- Exercise details -
Please retype the entries exactly as they stand, leaving out any pictures.
-- Exercise input follows --
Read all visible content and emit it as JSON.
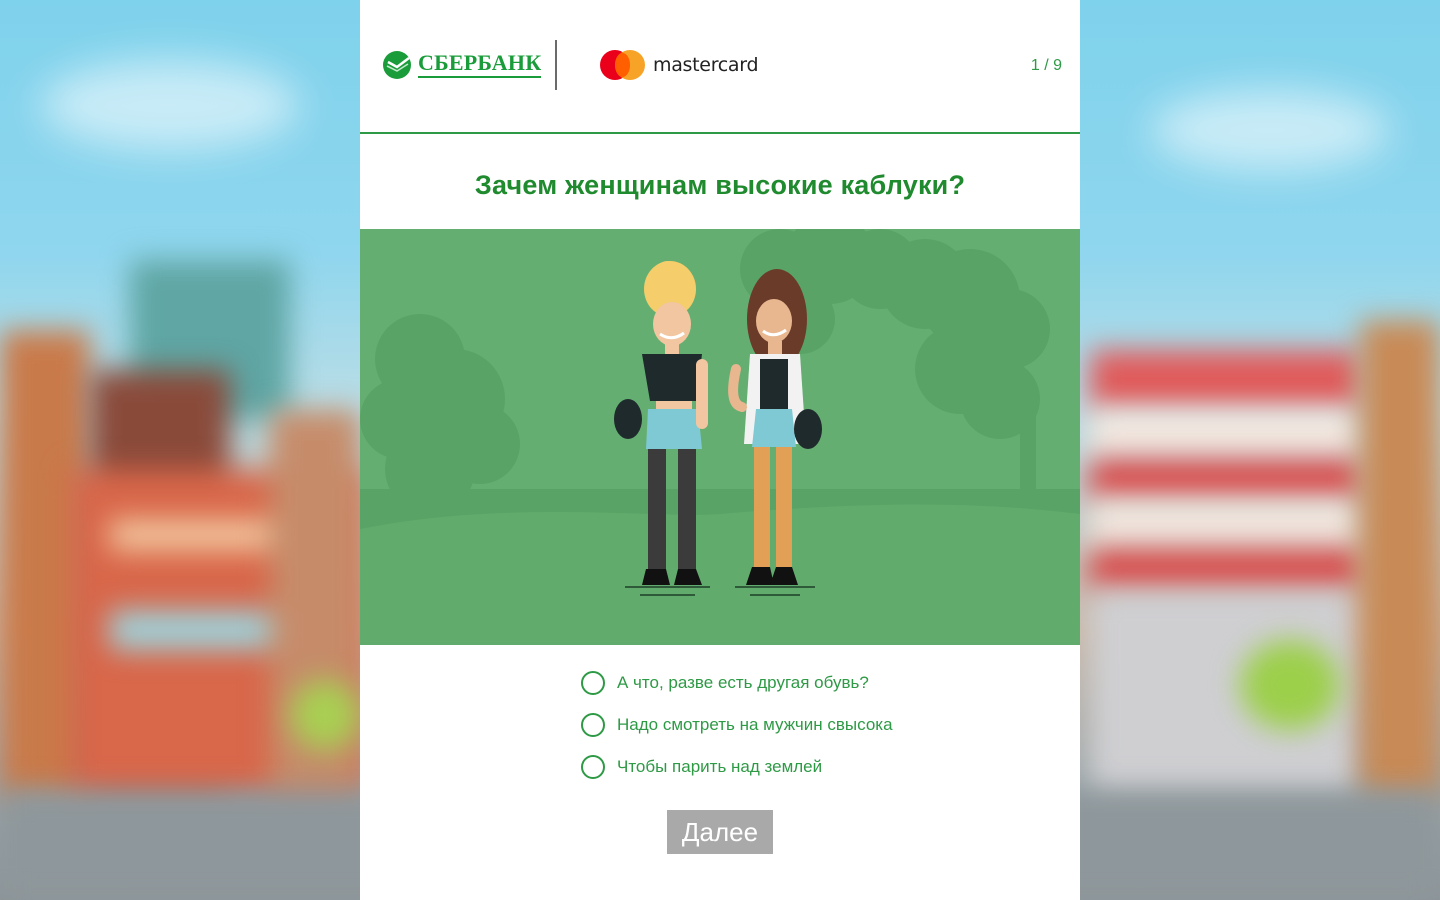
{
  "header": {
    "bank_name": "СБЕРБАНК",
    "partner_name": "mastercard",
    "progress": "1 / 9"
  },
  "quiz": {
    "question": "Зачем женщинам высокие каблуки?",
    "options": [
      {
        "label": "А что, разве есть другая обувь?"
      },
      {
        "label": "Надо смотреть на мужчин свысока"
      },
      {
        "label": "Чтобы парить над землей"
      }
    ],
    "next_label": "Далее"
  },
  "colors": {
    "brand_green": "#1a9c3a",
    "illustration_bg": "#65ae72",
    "button_disabled": "#a9a9a9"
  }
}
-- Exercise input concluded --
- Exercise output -
Read all visible content and emit it as JSON.
{
  "header": {
    "bank_name": "СБЕРБАНК",
    "partner_name": "mastercard",
    "progress": "1 / 9"
  },
  "quiz": {
    "question": "Зачем женщинам высокие каблуки?",
    "options": [
      {
        "label": "А что, разве есть другая обувь?"
      },
      {
        "label": "Надо смотреть на мужчин свысока"
      },
      {
        "label": "Чтобы парить над землей"
      }
    ],
    "next_label": "Далее"
  },
  "colors": {
    "brand_green": "#1a9c3a",
    "illustration_bg": "#65ae72",
    "button_disabled": "#a9a9a9"
  }
}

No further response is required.